Internet slander is a form of slander that takes place on the Internet or is posted to Internet websites, forums, or bulletin boards. Such posts are generally considered to be slanderous if they are made in an attempt to defame a person or company or ruin the reputation of that person or company. The statements usually have to be either untrue or be made in an attempt to be harmful without demonstrating any real interest in the common good. Internet slander is a specific form of slander and can usually be prosecuted in a civil or criminal court just like any other type of defamation.
Slander typically refers to defamatory remarks that are spoken out loud or in a context that is only passing and not necessarily long lasting. Libel is the term used to refer to forms of defamation that are fairly permanent and made in writing or a similar media such as a book, newspaper, magazine, or Internet website. Sometimes also called cyberslander, Internet slander may also be referred to as Internet libel and the nature of this distinction typically depends on how the defamation occurs. For example, a post on a forum or in a chat room may not be considered permanent since it is somewhat more transitory in nature and similar to slander than libel.

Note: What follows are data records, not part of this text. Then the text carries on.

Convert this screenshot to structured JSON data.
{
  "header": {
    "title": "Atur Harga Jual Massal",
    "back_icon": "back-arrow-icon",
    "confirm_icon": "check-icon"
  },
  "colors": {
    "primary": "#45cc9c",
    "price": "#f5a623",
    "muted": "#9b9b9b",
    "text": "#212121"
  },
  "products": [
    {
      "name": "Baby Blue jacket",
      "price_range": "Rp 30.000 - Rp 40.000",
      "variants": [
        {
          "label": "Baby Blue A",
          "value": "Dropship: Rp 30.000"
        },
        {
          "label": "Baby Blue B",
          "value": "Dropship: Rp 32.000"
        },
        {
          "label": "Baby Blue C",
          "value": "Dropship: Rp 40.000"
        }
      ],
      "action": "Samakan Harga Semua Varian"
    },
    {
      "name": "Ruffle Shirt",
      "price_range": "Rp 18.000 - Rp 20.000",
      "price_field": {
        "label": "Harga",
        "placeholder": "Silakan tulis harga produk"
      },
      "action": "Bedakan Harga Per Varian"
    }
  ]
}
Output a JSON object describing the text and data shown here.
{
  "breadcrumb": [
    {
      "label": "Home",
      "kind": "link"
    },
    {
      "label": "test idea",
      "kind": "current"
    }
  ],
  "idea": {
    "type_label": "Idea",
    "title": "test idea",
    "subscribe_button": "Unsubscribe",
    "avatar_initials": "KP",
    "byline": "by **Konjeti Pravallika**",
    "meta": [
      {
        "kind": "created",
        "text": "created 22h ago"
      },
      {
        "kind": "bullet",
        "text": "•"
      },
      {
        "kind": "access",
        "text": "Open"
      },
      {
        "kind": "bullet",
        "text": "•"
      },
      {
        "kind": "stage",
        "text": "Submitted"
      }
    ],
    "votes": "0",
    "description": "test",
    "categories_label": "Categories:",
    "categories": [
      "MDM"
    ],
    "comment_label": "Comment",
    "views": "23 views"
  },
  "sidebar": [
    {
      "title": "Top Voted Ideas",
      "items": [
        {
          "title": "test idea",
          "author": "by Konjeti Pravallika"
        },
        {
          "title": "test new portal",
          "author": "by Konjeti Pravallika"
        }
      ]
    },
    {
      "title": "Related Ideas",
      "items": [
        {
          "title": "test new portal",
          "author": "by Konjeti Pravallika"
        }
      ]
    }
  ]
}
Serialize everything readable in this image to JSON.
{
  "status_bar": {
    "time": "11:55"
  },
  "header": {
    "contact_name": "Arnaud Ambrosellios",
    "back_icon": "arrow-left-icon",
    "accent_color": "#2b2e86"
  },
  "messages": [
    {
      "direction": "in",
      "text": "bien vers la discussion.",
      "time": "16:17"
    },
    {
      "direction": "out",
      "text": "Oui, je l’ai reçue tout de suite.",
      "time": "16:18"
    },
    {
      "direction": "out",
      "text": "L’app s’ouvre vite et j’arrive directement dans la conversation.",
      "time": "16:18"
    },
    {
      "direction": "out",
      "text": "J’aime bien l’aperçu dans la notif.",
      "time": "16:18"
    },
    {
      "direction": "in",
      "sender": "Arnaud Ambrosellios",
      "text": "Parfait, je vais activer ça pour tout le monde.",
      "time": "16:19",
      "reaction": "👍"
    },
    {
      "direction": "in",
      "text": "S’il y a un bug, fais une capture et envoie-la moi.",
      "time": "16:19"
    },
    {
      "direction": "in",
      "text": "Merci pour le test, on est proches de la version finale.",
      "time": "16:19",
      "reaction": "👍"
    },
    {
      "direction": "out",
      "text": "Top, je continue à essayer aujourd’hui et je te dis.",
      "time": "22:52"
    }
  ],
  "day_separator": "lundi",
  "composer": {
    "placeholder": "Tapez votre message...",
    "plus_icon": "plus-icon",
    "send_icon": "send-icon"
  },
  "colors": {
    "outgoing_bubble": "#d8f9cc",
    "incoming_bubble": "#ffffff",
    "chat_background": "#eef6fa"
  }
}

Internet slander can be something of a misnomer, however, since information posted on the Internet, even in a way that is likely to be transitory, can be remarkably long lasting. The transition of information on the Internet from a single post in a chat room to repeated postings on numerous websites, forums, and bulletin boards can be almost instantaneous. This means the line between Internet slander and libel can be somewhat less distinct, and many courts are still working on establishing the fine distinction enjoyed by spoken and traditional written defamation.
Most cases of Internet slander can be brought against the person that posted the information by the person or organization the information is about. Someone accused of Internet slander will typically need to defend himself or herself by proving that the information was true and in the interest of the common good, or was posted as opinion and not fact. Statements of opinion, even defamatory ones, are protected as free speech; when the statement is made as a fact, however, is when libel and slander can be considered.
In some cases, the defamation can be defended merely by proving that the statement was true and factually accurate. This is not always enough of a defense, however, and the information may also need to be established as being worthwhile in some way and beneficial for the public interest. Revealing harmful ingredients in food sold by a restaurant can be done in the interests of the common good, while revealing the sexual orientation of the owner of the restaurant is less likely to be seen as beneficial and may be grounds for a defamation lawsuit.